Did you ever want to increase your performance on the sport field without having to spend hours at the gym or track? Or have you been working furiously on increasing your strength and balance without seeing any corresponding improvement in function? One of the reasons for this could be as simple as posture!
A good neutral posture is organised in such a way that all our bones are nicely set up to counterbalance each other, requiring minimal muscle activation to maintain, and also ensuring your weight is precisely balanced over your feet. Changes to this postural system lead to increased activation of those muscles trying to hold you up, and therefore taking energy away from the muscles you want to increase your performance, as well as shifting your weight away from its most balanced position (centre of gravity). This in turn leads to compensatory movements of the body to right itself.
When the body uses energy to maintain extra use of postural muscles and/or correct compensatory movements due to poor control, this energy is not used by those muscles that help improve your speed, strength or agility and therefore result in a loss in performance. A good example of this is a runner who cannot control their hip position. As they land their hip will collapse and shift slightly to the side. To compensate for this they will sway their trunk to the same side in order to stay balanced. This compensatory movement uses energy that would otherwise be involved in making them run faster or longer. Correcting this could be something as simple as ‘standing tall while running’, or as complex as trying to control or strengthen specific muscle groups in order to hold your body weight.
Not only can good posture during sport improve your performance, it can also decrease your risk of injury. Poor posture during activity, particularly repetitive activity, can overload muscles that are used excessively to hold you in this poor position which can lead to strains and tears in the short term. In the long term, muscle overload from one direction, and muscle inactivity from another will lead to shearing forces in your joints which can create more significant joint or ligament damage which is much harder to fix. An example of this could be a fast bowler playing cricket who severely arches their back and twists during bowling. Over time this will overload the vertebra in the lower back by repeatedly compacting the rear portion of it and is one of the major causes or stress fractures in cricketers. By changing their posture when they bowl you can significantly decrease the risk of an injury occurring as well as improving their speed and accuracy!
Objective (measureable) data makes it easier and more reliable to detect any abnormalities with posture and movement patterns, which can enable people to change their technique in order to prevent injury and/or maximize performance. This is often done with high speed video cameras that can be used to examine your running technique frame by frame. However now many elite sporting bodies are beginning to use the latest in computerized feedback systems where electrodes are placed along the spine and data is recorded for a certain period of time (i.e. whilst participating in sport) to give highly accurate measurements of peoples postural control. This allows people to gain a much clearer idea about what they need to change, as well as providing an excellent feedback system to measure if these changes have been successful or not.
I’m sure at some point in your life you have been told to sit up straight or stop slouching, but why is it really important in the first place, and how straight should I sit, or stand, or walk for that matter?

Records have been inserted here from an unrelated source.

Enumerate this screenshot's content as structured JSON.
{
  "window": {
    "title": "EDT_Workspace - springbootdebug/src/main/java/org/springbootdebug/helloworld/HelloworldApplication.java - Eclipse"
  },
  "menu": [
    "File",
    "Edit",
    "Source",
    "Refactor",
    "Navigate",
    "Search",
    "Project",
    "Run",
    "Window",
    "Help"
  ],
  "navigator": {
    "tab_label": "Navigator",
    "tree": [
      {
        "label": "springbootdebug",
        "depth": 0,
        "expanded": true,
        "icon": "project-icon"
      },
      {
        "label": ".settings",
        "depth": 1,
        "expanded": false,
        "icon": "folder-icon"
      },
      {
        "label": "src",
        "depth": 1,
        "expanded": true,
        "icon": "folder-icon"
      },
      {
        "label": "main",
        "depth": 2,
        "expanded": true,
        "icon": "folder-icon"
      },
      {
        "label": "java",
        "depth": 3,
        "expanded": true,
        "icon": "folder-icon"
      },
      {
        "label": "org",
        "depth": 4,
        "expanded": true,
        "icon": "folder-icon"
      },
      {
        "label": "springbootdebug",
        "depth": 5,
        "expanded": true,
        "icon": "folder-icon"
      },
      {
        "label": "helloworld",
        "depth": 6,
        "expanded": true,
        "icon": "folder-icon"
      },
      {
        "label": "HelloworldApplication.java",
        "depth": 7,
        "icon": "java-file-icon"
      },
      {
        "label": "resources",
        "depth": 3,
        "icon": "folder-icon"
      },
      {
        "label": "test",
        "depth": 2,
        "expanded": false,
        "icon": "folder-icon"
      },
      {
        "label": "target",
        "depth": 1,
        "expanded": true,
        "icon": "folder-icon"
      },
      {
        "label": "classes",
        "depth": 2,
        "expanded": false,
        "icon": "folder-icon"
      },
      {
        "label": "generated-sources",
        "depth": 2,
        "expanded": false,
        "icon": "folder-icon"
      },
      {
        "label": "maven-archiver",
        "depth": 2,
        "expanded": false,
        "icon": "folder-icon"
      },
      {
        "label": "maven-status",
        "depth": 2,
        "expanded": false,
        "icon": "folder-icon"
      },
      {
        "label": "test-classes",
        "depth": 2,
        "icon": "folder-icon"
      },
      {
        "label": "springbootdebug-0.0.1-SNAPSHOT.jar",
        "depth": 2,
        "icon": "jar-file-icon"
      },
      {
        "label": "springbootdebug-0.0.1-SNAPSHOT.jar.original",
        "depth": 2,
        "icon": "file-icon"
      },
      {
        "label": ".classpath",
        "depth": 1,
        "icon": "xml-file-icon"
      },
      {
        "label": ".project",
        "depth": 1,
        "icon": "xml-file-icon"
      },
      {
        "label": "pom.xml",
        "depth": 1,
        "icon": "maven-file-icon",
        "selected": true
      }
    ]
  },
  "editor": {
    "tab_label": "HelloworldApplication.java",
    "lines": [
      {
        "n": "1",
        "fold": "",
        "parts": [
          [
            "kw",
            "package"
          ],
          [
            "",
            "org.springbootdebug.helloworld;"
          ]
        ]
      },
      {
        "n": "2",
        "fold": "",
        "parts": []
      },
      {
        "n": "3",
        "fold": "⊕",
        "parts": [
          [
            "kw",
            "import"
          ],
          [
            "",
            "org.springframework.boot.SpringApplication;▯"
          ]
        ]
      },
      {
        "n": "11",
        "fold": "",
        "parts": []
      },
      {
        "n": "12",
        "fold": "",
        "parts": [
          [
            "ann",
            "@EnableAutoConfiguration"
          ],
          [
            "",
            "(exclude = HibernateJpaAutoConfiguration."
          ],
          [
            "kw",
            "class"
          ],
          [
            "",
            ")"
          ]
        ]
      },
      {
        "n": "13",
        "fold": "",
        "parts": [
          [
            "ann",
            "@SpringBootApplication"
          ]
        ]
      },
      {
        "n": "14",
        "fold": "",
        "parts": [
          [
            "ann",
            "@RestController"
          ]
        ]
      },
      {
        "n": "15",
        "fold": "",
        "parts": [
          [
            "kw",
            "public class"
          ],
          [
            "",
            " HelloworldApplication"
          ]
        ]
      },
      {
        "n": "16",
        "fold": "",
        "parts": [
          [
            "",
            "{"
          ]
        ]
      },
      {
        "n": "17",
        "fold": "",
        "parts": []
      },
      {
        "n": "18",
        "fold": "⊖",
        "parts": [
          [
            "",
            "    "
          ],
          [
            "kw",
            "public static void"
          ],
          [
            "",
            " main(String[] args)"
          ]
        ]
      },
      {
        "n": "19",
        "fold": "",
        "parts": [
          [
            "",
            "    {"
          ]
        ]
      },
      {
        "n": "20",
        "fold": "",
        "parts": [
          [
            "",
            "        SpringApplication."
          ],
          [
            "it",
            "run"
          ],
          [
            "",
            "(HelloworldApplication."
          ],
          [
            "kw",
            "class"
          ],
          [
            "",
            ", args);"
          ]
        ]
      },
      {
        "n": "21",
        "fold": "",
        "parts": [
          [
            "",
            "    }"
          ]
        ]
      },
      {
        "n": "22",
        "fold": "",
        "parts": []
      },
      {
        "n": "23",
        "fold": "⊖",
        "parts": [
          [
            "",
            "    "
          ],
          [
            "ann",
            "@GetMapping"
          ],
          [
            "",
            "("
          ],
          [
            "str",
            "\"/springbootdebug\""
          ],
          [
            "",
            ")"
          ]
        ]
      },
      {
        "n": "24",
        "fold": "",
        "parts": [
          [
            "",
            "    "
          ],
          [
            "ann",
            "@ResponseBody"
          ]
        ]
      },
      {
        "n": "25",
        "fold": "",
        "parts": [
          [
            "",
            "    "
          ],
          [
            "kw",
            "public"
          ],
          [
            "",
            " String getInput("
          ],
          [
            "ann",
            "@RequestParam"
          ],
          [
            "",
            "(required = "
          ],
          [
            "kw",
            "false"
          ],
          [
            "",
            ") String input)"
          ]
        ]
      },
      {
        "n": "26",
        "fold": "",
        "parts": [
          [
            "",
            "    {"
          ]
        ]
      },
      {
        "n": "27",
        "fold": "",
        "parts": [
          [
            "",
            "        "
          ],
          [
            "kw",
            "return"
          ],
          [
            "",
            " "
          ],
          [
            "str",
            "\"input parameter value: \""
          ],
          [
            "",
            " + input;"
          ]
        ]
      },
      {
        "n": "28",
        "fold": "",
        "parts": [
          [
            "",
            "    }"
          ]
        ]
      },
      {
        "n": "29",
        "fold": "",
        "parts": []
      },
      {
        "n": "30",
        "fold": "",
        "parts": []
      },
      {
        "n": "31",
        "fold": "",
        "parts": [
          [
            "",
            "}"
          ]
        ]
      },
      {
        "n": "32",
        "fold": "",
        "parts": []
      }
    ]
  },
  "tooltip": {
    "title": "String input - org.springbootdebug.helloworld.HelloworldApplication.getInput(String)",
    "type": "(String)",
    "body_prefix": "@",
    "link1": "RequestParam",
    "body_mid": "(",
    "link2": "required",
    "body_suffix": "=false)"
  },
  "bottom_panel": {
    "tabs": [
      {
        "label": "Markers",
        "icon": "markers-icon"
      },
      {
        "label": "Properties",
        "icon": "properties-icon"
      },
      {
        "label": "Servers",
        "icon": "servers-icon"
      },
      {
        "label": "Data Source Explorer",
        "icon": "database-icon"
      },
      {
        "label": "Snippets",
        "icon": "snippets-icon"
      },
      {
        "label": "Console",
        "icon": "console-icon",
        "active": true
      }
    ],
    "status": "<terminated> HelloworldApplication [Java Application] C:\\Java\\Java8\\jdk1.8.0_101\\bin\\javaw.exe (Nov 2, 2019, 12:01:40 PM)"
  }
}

As well as this, we all know someone who seems to slouch too much, or has a big arch in their back when they walk but do not complain of any pain. Why is it that posture should be important for me but not them?
Sitting up straight is probably not an accurate term as our spine is not designed straight. It is made up of three separate curves, one each for our lower back, upper back and neck which if you look at it from side on, forms a rough ‘S’ shape. If these curves are maintained in a neutral position, the weight is distributed evenly though the various structures of the spine (bones, joints, discs and ligaments). If this neutral balance is upset, weight distribution will become uneven, and so one area will have to transmit more load, and therefore undergo more stress than another.
When this weight distribution is uneven the weight of part of your spine does not balance comfortably on the rest of it in response to gravity. To hold this area in place you need to increase activity of the surrounding musculature which can result in fatigue and tightness of these muscles. A good example of this would be getting tight shoulder muscles when your head has been poked forward to look at a computer too long.
So does this mean if I sit up straight, all my pain will go away? In some cases yes! However remember that pain will often depend on many factors, of which posture is only one, and therefore other issues may need to be addressed to resolve your symptoms. Remember too that there is no perfect posture for everyone. It will depend on the type of injury you have, age, sex, and activities that aggravate your symptoms.
An interesting article about why play is so important! Our Kids Bounce Back programme is a play-based programme working on improving fine and gross motor in school children. The play based atmosphere allows for each child to have fun whilst they are learning new skills.